"At the last ISDE in Finland, I'd heard about a huge boulder section in the forest so the next day I drove to the general area in my rental car and hiked in. It was worth it. There was a good variety of not only boulders but beautiful Scandinavian forest so not every shot would be the same. In this particular section, it was dark enough for me to experiment with slower shutter speeds as well, and I got a number of good results. Jerry B liked this one the best; it's of Team USA's Ben Smith cruising through the mud, ruts, roots and moss-covered rocks like it was another day on the trail back home in New York. Technical data (guessing since I don't have the file at the moment): Nikon D3 with Nikkor 17-35mm f/2.8, three Nikon speedlights, ISO 100, 1/30th @ f/4.5."
Marc Jones – Australia
"There's no better feeling than finding yourself on the podium after a hard day’s work, cracking the champagne and showering your fellow competitors. For this photo, I tried to create the feeling of being a part of the celebration and make the viewer feel like they're about to be showered themselves. I positioned myself directly between the riders and the sun, using a flash to light up the foreground without overexposing the sky. I walked away from the situation both pleased, and extremely sticky."
"Nothing went right this day. I was meant to arrive at the FMX compound a couple of hours before sunset but several things got in my way and I arrived for the final moments of the sun going down. In the heat of the moment, I scrambled my flashes together and tried to make the most of the final light but was simply too late. Being in Wagga Wagga, light pollution is quite low, to the point where the stars are quite visible. This got me thinking about putting together a double exposure. I shot Tom Robinson performing a Cordova flip using flash and darkening the rest of the scene, then set my camera up on a tripod and took a long exposure and merged them in post-production. The result is what I consider my best ever work."

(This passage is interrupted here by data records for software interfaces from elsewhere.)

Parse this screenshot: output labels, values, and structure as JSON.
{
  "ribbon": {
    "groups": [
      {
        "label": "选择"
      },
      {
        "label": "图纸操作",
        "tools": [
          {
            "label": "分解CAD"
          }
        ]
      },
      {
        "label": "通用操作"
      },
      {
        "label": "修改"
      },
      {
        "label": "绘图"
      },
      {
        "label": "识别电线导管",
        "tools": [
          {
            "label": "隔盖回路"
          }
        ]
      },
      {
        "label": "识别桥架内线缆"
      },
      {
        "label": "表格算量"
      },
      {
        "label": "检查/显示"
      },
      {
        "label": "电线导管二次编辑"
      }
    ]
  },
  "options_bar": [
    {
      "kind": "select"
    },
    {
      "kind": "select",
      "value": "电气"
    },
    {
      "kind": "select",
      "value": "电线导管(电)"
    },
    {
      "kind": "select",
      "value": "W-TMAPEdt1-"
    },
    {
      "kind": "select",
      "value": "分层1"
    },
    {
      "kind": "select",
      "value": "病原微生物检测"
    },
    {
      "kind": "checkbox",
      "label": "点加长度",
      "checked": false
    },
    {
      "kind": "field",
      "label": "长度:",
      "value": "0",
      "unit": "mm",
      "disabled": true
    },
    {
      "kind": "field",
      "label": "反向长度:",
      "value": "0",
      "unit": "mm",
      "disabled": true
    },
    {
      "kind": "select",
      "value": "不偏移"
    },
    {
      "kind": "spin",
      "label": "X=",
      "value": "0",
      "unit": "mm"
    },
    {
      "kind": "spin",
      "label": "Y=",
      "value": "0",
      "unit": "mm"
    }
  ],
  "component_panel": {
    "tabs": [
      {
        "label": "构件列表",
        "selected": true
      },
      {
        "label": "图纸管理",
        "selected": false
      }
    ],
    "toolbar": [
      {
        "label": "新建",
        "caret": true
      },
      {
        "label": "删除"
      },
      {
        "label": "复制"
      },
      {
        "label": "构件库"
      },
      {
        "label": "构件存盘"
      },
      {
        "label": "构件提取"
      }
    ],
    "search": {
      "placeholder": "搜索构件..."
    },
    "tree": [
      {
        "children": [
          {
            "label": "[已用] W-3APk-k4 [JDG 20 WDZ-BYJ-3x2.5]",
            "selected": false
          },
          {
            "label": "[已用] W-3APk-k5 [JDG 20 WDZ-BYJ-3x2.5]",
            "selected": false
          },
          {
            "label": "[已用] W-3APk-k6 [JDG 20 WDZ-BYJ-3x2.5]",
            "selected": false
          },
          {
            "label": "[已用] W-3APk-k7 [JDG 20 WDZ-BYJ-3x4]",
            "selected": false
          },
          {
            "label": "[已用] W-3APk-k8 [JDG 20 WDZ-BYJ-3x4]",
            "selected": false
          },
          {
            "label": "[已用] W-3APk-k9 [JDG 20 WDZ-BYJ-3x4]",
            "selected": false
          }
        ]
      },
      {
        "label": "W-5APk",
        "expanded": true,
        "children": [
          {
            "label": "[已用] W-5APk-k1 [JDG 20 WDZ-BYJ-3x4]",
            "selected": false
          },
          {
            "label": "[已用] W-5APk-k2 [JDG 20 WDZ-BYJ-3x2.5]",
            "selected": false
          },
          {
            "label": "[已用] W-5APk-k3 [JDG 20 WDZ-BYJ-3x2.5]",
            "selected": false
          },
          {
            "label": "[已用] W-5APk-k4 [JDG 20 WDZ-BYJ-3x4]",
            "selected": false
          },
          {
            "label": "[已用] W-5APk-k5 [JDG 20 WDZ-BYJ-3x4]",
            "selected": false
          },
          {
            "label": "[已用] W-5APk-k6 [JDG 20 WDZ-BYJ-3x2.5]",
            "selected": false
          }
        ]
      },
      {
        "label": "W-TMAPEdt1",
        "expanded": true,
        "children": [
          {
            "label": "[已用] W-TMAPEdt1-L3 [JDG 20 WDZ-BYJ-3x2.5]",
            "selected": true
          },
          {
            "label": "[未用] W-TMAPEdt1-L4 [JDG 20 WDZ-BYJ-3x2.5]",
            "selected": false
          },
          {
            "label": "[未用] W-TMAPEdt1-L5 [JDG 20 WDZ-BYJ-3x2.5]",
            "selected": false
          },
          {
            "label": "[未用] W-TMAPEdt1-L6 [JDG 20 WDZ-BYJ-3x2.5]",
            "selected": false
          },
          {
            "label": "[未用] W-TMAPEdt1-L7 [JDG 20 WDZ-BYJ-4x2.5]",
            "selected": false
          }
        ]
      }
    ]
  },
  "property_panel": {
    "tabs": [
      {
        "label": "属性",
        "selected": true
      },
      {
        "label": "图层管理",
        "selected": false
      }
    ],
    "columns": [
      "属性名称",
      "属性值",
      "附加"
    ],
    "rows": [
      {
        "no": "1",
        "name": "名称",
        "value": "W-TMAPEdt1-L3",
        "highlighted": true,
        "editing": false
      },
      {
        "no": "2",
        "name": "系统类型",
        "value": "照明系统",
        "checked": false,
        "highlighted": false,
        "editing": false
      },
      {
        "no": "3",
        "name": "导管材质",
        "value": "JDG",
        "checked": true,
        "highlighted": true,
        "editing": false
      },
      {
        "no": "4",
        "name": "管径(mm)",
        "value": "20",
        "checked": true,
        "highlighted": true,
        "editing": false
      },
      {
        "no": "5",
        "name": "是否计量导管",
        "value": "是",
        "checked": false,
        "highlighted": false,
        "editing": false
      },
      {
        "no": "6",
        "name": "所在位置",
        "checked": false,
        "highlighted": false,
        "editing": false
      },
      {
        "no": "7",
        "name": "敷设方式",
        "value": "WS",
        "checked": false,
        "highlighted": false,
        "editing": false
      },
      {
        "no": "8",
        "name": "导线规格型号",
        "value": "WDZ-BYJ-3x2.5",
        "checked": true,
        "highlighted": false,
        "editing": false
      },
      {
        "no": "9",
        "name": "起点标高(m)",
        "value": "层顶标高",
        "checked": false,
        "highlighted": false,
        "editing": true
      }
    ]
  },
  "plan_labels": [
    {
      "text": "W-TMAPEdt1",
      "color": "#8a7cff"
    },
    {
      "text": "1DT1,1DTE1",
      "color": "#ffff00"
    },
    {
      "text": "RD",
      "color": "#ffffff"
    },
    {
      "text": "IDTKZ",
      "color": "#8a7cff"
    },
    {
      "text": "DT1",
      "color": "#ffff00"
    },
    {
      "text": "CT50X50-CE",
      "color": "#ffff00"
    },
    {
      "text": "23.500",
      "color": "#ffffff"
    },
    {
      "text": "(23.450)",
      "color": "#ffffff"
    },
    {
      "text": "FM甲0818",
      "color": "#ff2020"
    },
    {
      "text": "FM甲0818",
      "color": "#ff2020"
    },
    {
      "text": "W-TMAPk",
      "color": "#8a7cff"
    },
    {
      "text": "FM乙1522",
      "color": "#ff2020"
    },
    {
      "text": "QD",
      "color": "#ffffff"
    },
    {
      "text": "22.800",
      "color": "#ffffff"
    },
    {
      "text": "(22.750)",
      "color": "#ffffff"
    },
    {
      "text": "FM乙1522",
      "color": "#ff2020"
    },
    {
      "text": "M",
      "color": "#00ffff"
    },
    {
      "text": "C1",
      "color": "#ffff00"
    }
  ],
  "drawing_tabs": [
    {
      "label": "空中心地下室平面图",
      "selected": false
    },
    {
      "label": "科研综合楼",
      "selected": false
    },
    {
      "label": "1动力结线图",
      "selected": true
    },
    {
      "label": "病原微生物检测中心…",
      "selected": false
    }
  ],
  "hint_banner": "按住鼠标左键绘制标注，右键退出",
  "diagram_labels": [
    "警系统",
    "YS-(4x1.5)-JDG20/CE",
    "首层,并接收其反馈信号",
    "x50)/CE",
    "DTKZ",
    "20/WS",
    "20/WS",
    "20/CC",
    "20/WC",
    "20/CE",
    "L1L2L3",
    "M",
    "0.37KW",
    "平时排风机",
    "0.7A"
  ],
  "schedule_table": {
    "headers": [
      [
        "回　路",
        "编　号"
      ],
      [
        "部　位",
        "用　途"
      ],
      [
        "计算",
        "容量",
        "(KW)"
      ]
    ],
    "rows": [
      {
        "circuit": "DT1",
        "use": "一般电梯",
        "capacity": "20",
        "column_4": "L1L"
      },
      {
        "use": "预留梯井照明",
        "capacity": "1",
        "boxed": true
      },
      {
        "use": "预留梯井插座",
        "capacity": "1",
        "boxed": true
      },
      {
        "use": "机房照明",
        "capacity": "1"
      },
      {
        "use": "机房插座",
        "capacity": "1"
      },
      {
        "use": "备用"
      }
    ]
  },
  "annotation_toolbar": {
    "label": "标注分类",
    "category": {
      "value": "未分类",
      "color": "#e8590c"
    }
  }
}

"It was a long hot day, and Ryan Brown had been riding most of it. The sun was going down and the idea of some great sunset imagery sparked life into him and we set out to make the most of the colourful sky. I tried several compositions, shot it both tight and wide and wasn't happy with what I'd taken. I set up some flashes on the down ramp hoping to expose both Ryan and the sky perfectly. I jumped into a tractor bucket and was elevated 5 meters in the air ready for the shot. Ryan came in and did a few different tricks and the shots were OK, but far from amazing. The sky wasn't popping in the background as much as I liked. He came around one more time and pulled off a huge Ruler Flip, quite large for him at the time. I took the shot and was chimping away only to realise my flash hadn't gone off. What I was left with was an amazing silhouette shot which was the perfect way to wrap up the day. The photo has since won several competitions including the US Digital Photo Sports and Leisure Competition best photo overall."